The media acts as if the Muslims in Gaza are in a category apart from Hamas, but they’re no more separate than the Japanese were from their government or the Germans were from their government. Less so since Hamas did win an election.

That’s the question that Thane Rosenbaum raises.

The people of Gaza overwhelmingly elected Hamas, a terrorist outfit dedicated to the destruction of Israel, as their designated representatives. Almost instantly Hamas began stockpiling weapons and using them against a more powerful foe with a solid track record of retaliation.

What did Gazans think was going to happen? Surely they must have understood on election night that their lives would now be suspended in a state of utter chaos. Life expectancy would be miserably low; children would be without a future. Staying alive would be a challenge, if staying alive even mattered anymore.

To make matters worse, Gazans sheltered terrorists and their weapons in their homes, right beside ottoman sofas and dirty diapers. When Israel warned them of impending attacks, the inhabitants defiantly refused to leave.

On some basic level, you forfeit your right to be called civilians when you freely elect members of a terrorist organization as statesmen, invite them to dinner with blood on their hands and allow them to set up shop in your living room as their base of operations. At that point you begin to look a lot more like conscripted soldiers than innocent civilians.

The soldier-civilian distinction has never mattered to the other side. As I’ve already documented, there are numerous Fatwas defining all Israelis as soldiers.  And Hamas and its supporters insist on defining all civilians as Jihadists.

Hamas does not recognize the distinction between fighters and civilians either on its side or on the Israeli side. That makes the conventional laws of wars useless.

I had discussed this topic earlier in The Myth of Collective Punishment.

When the Palestinian Authority unity government of Hamas and the PLO wants to go to the UN, it is said to represent the political will of a populace. But when Hamas attacks Israel, suddenly it’s not a collective act, but an individual crime. If Israel targets Hamas leaders, then it’s attacking political representatives. But if Israel blockades an area run by terrorists who claim to be a state, it’s accused of engaging in collective punishment. The terrorists claim political immunity as leaders of a collective and immunity from collective attack as individuals, rather than leaders and citizens of a political entity.

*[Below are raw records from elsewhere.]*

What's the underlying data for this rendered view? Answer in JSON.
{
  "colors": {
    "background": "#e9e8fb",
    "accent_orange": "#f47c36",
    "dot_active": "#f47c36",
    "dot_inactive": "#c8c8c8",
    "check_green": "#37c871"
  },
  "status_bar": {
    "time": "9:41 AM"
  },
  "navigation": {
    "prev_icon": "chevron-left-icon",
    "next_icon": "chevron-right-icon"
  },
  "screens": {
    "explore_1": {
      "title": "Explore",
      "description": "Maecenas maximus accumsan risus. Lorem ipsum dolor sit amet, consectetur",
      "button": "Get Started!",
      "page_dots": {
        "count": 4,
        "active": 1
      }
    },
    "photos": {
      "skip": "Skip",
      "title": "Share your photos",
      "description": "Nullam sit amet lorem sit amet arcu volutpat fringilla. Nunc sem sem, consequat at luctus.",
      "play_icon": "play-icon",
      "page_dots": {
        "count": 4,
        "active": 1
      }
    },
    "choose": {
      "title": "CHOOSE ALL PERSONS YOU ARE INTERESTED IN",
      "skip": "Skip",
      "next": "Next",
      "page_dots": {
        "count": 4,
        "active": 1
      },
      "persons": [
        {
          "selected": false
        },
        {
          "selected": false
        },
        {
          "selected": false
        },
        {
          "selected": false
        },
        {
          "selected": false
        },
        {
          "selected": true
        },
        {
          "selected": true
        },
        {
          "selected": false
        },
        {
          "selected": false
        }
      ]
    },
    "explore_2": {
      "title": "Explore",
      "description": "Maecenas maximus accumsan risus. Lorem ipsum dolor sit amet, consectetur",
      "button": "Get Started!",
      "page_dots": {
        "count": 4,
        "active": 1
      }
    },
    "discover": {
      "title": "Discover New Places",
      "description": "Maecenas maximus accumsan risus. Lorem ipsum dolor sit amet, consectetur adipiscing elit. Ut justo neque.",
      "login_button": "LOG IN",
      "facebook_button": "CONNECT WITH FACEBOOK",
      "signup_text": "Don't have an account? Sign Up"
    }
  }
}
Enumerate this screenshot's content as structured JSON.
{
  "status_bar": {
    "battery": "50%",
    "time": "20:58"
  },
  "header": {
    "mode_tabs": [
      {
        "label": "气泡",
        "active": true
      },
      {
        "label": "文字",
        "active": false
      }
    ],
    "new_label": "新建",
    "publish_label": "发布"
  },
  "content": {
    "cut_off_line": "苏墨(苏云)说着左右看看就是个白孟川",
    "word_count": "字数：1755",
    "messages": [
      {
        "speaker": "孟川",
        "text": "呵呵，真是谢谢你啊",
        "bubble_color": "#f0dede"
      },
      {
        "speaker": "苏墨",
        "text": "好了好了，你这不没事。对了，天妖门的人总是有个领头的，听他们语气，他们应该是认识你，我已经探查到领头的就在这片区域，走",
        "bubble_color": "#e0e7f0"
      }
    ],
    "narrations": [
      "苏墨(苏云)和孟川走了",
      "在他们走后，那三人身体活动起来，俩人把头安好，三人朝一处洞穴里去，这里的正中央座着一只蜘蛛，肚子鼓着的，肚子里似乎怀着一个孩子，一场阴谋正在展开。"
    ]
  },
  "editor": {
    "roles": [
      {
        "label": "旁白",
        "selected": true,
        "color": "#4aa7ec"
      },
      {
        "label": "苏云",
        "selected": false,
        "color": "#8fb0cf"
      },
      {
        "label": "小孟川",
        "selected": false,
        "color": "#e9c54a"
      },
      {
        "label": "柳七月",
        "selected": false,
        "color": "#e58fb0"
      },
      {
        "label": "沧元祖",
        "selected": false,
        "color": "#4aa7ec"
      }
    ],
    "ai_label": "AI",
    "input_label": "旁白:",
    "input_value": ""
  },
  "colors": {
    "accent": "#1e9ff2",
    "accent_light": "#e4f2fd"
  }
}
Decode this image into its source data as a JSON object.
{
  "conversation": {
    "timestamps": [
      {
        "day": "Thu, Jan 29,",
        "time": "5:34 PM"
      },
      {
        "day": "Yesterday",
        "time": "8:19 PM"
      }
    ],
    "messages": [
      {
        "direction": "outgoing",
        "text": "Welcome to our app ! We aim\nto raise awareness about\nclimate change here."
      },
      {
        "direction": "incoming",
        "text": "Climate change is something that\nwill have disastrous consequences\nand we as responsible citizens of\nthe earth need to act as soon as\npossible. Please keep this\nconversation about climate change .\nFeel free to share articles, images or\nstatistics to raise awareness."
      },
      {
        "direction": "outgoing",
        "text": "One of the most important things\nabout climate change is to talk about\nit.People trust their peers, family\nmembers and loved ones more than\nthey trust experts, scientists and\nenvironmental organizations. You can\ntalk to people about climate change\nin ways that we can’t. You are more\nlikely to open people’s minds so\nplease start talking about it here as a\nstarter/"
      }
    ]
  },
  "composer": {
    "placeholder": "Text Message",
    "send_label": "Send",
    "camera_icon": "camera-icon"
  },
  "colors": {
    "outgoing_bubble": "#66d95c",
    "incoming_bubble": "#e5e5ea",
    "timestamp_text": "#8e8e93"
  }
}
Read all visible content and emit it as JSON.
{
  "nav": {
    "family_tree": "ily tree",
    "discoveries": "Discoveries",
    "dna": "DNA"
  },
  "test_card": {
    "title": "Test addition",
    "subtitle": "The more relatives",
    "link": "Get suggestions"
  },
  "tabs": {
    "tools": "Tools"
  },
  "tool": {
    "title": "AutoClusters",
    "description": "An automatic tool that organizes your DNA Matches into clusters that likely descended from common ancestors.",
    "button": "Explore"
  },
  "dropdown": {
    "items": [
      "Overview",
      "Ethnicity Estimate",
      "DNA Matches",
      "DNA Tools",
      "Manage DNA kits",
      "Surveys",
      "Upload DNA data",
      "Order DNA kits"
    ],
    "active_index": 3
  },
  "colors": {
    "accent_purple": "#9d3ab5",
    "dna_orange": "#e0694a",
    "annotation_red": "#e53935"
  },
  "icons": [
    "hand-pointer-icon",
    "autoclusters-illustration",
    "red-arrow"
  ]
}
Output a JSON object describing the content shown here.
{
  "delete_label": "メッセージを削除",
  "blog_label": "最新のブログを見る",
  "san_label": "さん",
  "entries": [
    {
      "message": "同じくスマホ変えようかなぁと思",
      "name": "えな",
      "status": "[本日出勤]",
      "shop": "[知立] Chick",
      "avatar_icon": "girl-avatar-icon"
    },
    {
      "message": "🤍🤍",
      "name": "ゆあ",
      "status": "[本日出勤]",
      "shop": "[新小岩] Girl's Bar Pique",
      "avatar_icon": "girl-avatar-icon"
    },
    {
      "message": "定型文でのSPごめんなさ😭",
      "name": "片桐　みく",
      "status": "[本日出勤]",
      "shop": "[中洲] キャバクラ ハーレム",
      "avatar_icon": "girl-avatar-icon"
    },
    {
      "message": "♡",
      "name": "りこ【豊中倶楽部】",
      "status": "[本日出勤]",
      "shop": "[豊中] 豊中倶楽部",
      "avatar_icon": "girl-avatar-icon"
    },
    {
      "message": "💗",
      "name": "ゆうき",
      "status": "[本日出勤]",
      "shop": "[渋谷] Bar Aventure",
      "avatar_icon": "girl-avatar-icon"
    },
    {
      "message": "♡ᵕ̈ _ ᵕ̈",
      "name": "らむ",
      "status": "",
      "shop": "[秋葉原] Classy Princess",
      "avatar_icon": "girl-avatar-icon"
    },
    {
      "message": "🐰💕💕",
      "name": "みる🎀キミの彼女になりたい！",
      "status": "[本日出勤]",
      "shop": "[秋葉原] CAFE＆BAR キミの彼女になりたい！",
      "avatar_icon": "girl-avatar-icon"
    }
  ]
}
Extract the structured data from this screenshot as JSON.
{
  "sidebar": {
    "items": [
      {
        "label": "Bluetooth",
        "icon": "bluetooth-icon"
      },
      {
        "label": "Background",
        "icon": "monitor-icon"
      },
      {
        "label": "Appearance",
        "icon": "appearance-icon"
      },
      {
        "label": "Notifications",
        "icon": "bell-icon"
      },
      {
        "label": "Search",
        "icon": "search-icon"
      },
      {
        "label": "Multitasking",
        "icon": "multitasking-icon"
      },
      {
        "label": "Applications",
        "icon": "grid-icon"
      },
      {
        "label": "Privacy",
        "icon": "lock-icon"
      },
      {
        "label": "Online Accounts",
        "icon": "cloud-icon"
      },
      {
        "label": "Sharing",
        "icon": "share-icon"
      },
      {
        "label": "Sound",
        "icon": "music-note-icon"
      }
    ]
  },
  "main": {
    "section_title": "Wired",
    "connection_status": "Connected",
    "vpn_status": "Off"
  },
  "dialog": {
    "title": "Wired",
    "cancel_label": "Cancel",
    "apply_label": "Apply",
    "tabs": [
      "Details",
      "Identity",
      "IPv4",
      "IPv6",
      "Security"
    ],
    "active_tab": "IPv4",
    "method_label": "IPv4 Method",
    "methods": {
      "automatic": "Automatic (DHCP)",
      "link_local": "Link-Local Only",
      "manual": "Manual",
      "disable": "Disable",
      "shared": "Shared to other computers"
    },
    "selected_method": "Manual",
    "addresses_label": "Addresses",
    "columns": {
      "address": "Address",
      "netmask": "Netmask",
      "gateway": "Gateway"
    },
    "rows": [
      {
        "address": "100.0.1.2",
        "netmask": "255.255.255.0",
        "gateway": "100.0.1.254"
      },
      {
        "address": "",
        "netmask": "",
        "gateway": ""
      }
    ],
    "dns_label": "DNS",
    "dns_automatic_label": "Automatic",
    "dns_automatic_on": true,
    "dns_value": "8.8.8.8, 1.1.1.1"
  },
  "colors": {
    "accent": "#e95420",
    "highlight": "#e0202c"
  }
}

The terrorists use rules that they don’t believe in and don’t follow against their enemies.

We have to come to terms with the fact that many of the rules of warfare that we follow have no application when fighting terrorists not only because the terrorists violate them, but because these rules are alien to them.